One of the few skaters that has acquitted himself well in these Finals is Hertl, who is constantly around the puck. He scored the franchise’s first goal in the Stanley Cup and could’ve easily scored in both games as he hit the post on three different occasions in Game 2.

Imagine if just one of those had gone in? What a different game it might have been.

The Bad: Failure to Apply Pressure

San Jose has really struggled to apply pressure on Pittsburgh in this series as they haven’t held the lead in any of the first two games. The visitors were always playing catch up, while the home team was able to dictate the pace of play.

To illustrate this fact, Pittsburgh has outshot San Jose by a 26-10 margin in the opening 20 minutes of this series.

The Sharks have allowed the Penguins to settle in and play their game. Matt Murray hasn’t been tested nearly enough as team teal has only shown up in spurts thus far.

With the Sharks returning home, San Jose will hope the friendly confines of the Shark Tank will help in turning the tide against the Penguins.

The Ugly: Turnovers, Turnovers, Turnovers

To anyone watching this series, it’s clearly evident that San Jose has been killed by multiple giveaways.

Pittsburgh’s speed is a distinct advantage and they are using it create havoc for the Sharks. San Jose’s decision-making and moving of the puck is way too slow, resulting in offensive chances for the Penguins.

Phil Kessel’s goal in Game 2 was a direct result of a misplay in their own zone. Too many mishaps are happening when a Sharks player has the puck on his stick.

Next: Sharks: Three Takeaways From Game Two

If San Jose doesn’t clean up the turnovers in their own zone and the neutral zone, this will be a very quick series.
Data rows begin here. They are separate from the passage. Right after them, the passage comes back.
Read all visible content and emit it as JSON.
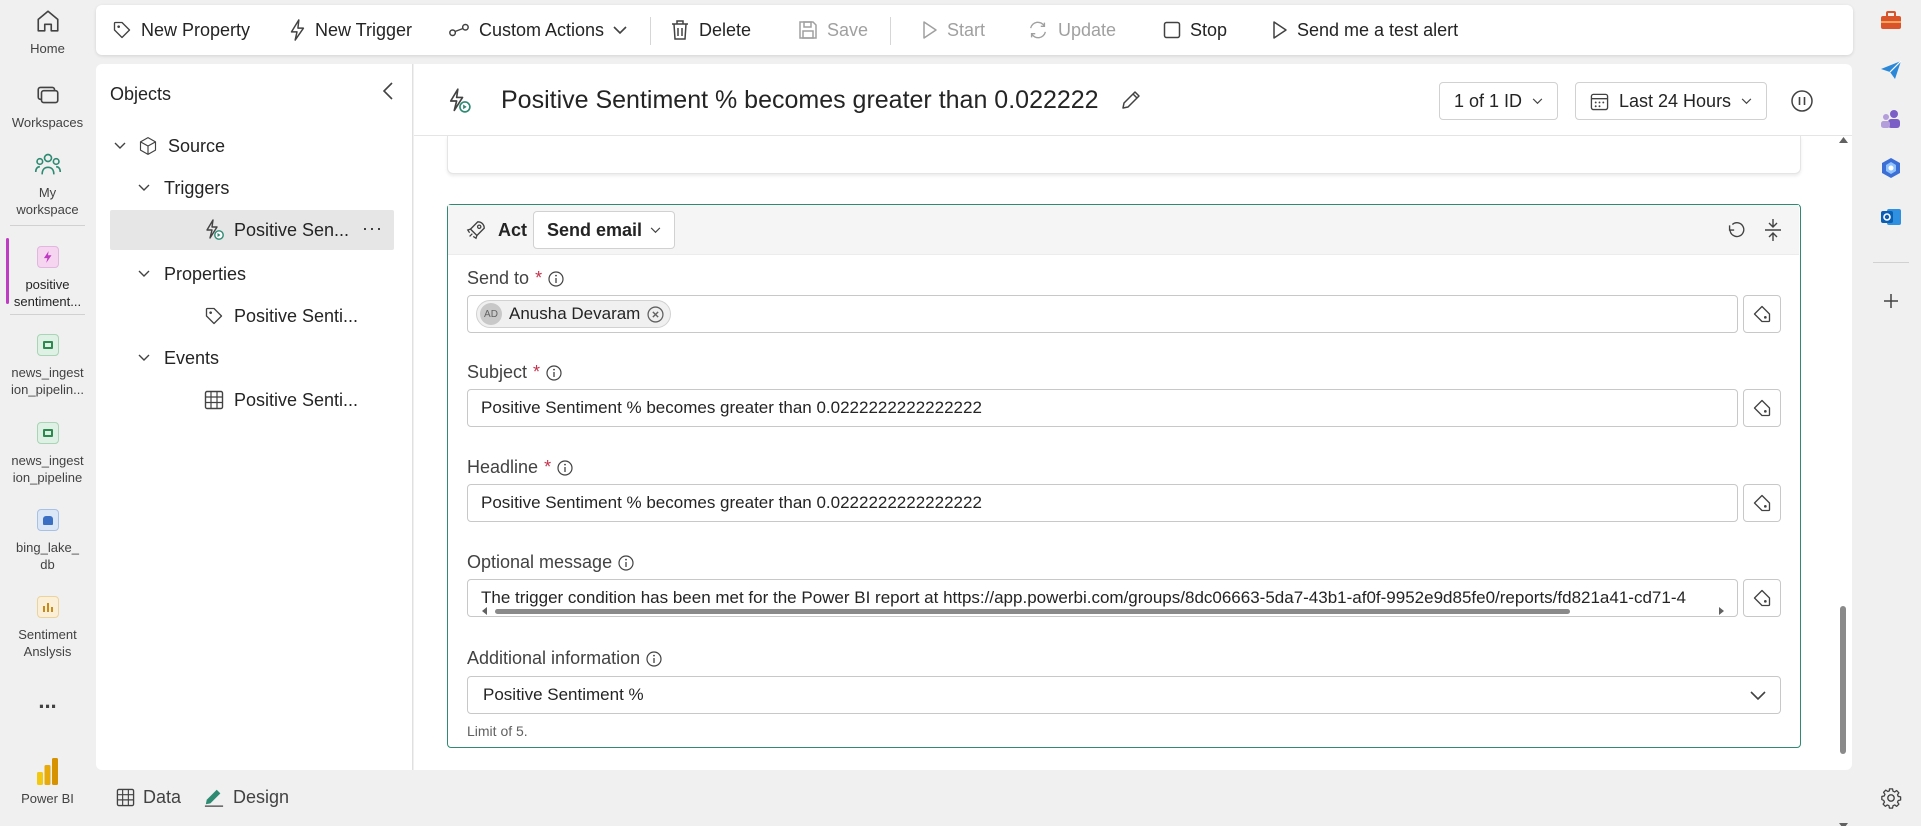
{
  "left_rail": {
    "home": "Home",
    "workspaces": "Workspaces",
    "my_workspace": "My workspace",
    "active_item": "positive sentiment...",
    "item1": "news_ingestion_pipelin...",
    "item2": "news_ingestion_pipeline",
    "item3": "bing_lake_db",
    "item4": "Sentiment Anslysis",
    "more": "...",
    "brand": "Power BI"
  },
  "toolbar": {
    "new_property": "New Property",
    "new_trigger": "New Trigger",
    "custom_actions": "Custom Actions",
    "delete": "Delete",
    "save": "Save",
    "start": "Start",
    "update": "Update",
    "stop": "Stop",
    "send_test_alert": "Send me a test alert"
  },
  "objects": {
    "title": "Objects",
    "source": "Source",
    "triggers": "Triggers",
    "trigger_item": "Positive Sen...",
    "properties": "Properties",
    "property_item": "Positive Senti...",
    "events": "Events",
    "event_item": "Positive Senti..."
  },
  "header": {
    "title": "Positive Sentiment % becomes greater than 0.022222",
    "id_selector": "1 of 1 ID",
    "time_range": "Last 24 Hours"
  },
  "act": {
    "label": "Act",
    "action_type": "Send email",
    "send_to_label": "Send to",
    "recipient_initials": "AD",
    "recipient_name": "Anusha Devaram",
    "subject_label": "Subject",
    "subject_value": "Positive Sentiment % becomes greater than 0.0222222222222222",
    "headline_label": "Headline",
    "headline_value": "Positive Sentiment % becomes greater than 0.0222222222222222",
    "optional_message_label": "Optional message",
    "optional_message_value": "The trigger condition has been met for the Power BI report at https://app.powerbi.com/groups/8dc06663-5da7-43b1-af0f-9952e9d85fe0/reports/fd821a41-cd71-4",
    "additional_info_label": "Additional information",
    "additional_info_value": "Positive Sentiment %",
    "limit_note": "Limit of 5.",
    "required_mark": "*"
  },
  "bottom_tabs": {
    "data": "Data",
    "design": "Design"
  },
  "colors": {
    "accent_green": "#2e8b72",
    "active_pink": "#c03bc4",
    "required_red": "#c4314b"
  }
}
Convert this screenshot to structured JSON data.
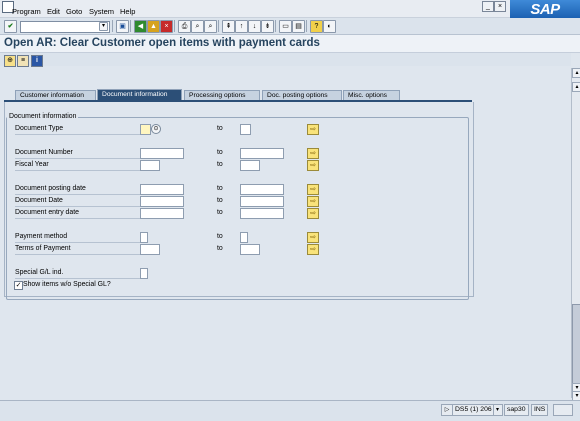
{
  "menu": [
    "Program",
    "Edit",
    "Goto",
    "System",
    "Help"
  ],
  "logo": "SAP",
  "title": "Open AR: Clear Customer open items with payment cards",
  "tabs": [
    "Customer information",
    "Document information",
    "Processing options",
    "Doc. posting options",
    "Misc. options"
  ],
  "active_tab": 1,
  "group_title": "Document information",
  "rows": [
    {
      "label": "Document Type",
      "to": "to"
    },
    {
      "label": "Document Number",
      "to": "to"
    },
    {
      "label": "Fiscal Year",
      "to": "to"
    },
    {
      "label": "Document posting date",
      "to": "to"
    },
    {
      "label": "Document Date",
      "to": "to"
    },
    {
      "label": "Document entry date",
      "to": "to"
    },
    {
      "label": "Payment method",
      "to": "to"
    },
    {
      "label": "Terms of Payment",
      "to": "to"
    },
    {
      "label": "Special G/L ind."
    }
  ],
  "checkbox": {
    "label": "Show items w/o Special GL?",
    "checked": true
  },
  "status": {
    "system": "DS5 (1) 206",
    "server": "sap30",
    "mode": "INS"
  },
  "colors": {
    "active_tab": "#2c4f77",
    "title": "#26445f",
    "required_field": "#fff6c0"
  }
}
The Sharks have only played well for maybe two of the six-plus periods thus far and that just won’t cut it when you’re playing for the ultimate prize.